But in 1989, dozens of birds were shipped over from Spain in the hope they would recolonize the country. They did so well down in the Chilterns that ten years later, 70 were brought up to Yorkshire and released at Harewood House.
It was a joint effort between conservationists, Yorkshire Water, the Harewood Estate and lots of other people who wanted to see the kites return. Doug Simpson led the project and was awarded an MBE for his achievements. About a thousand chicks have been born since 1999 and there’s now thought to be hundreds of breeding adults. People have reported seeing them across the region, from inner-city Leeds to East Yorkshire.
But both Mr Simpson and the RSPB are concerned about Red Kites being found shot or poisoned. 30 birds found dead since the reintroduction had been illegally killed and the RSPB reports that over the last 20 years, North Yorkshire has had the most reported incidents of bird of prey persecution. They say that in 2012 alone, there was twice as many reported incidents in North Yorkshire than in any other county.
But there have been very few prosecutions, as it’s extremely difficult to track down and prove who is responsible. Many conservationists suggest indiscriminate methods used by some gamekeepers or farmers may be to blame. The suggestion is that they use poisoned bait to protect their game stocks or livestock from predators. Red Kites are not necessarily the intended target, but as scavengers, they will feed on the bait.
But both the National Gamekeepers Organisation and the National Farmers Union say they do not want a vast majority of responsible people they represent to be tarnished by the actions of a few.
– National Gamekeepers Organisation
The all-too-easily made accusation that gamekeepers have been responsible for persecuting birds of prey often proves, on examination, to be unsupported by the facts. For example the most recent official map (from the Department for Environment, Food and Rural Affairs) confirmed bird of prey poisoning incidents showed only one in the whole of North Yorkshire in 2011.
The NFU say they are focused on the need to balance essential rat control with the threat of accidental exposure of wildlife to rodenticides.
– National Farmers Union
“The NFU condemns any act of wildlife crime and we are working closely with local Police Forces to target wildlife and other forms of rural crime. However it is important when talking about a relatively small number of incidences not to imply wrongdoing by a wider farming/game keeping community that certainly in recent years has worked hard along with conservation groups to encourage key bird species. Awareness raising and targeted action is what’s needed to ensure a fall in the number of instances."
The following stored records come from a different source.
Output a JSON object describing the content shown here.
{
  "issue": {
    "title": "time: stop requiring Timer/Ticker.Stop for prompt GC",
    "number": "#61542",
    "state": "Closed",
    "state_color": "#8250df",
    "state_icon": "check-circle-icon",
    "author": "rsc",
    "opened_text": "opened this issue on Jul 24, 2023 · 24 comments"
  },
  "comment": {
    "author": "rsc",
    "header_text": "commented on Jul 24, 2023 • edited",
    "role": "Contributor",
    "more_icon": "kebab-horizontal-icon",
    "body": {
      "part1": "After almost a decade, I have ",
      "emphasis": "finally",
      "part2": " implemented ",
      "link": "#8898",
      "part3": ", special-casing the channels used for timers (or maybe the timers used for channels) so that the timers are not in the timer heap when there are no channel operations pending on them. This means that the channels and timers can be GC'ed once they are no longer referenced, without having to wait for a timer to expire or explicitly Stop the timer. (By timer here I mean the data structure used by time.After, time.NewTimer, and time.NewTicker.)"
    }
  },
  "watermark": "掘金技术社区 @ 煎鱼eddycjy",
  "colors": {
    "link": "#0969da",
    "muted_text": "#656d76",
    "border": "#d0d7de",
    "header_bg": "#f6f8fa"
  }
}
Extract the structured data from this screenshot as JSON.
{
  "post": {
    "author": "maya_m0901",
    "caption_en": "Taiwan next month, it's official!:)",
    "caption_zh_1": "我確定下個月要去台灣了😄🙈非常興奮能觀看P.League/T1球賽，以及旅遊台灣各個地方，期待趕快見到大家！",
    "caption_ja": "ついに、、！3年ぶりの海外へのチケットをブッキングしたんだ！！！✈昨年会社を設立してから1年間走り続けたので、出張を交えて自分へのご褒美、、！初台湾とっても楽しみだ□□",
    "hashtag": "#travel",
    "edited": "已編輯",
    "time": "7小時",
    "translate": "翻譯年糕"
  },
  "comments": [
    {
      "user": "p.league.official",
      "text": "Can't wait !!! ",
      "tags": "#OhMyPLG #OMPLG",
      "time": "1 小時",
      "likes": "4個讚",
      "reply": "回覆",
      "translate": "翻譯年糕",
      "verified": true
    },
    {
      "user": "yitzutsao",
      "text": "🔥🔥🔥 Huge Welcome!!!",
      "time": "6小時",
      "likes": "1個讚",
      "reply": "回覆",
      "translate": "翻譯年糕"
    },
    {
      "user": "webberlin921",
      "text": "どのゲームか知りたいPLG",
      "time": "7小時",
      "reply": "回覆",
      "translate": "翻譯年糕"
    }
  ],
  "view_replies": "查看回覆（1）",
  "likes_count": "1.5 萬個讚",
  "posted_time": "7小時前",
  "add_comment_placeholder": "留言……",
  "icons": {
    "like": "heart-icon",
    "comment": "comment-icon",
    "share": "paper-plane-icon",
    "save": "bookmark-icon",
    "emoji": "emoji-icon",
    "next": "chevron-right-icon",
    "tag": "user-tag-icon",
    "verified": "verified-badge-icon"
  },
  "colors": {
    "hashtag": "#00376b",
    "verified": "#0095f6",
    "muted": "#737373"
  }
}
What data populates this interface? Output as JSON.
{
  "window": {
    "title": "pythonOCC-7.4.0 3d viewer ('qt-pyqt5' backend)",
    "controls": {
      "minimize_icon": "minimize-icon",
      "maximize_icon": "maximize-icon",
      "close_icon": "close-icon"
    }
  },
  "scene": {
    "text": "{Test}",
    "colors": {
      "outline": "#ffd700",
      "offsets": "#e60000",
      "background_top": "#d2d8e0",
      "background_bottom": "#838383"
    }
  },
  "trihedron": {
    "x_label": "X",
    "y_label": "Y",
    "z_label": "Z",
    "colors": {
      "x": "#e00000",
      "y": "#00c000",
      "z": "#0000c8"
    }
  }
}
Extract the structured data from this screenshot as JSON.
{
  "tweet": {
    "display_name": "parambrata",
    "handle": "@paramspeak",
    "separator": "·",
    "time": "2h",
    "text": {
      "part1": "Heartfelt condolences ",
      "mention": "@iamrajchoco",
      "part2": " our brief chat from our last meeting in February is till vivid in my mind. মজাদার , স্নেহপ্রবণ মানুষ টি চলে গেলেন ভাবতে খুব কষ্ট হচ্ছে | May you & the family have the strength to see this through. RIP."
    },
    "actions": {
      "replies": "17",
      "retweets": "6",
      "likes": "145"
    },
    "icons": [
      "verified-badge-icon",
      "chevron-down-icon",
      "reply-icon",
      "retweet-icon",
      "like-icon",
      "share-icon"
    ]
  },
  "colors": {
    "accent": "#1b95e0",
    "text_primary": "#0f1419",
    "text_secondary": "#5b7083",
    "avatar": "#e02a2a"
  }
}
Conservationists want anyone who finds a dead Red Kite to contact the RSPB, or if any wrongdoing is suspected, the police.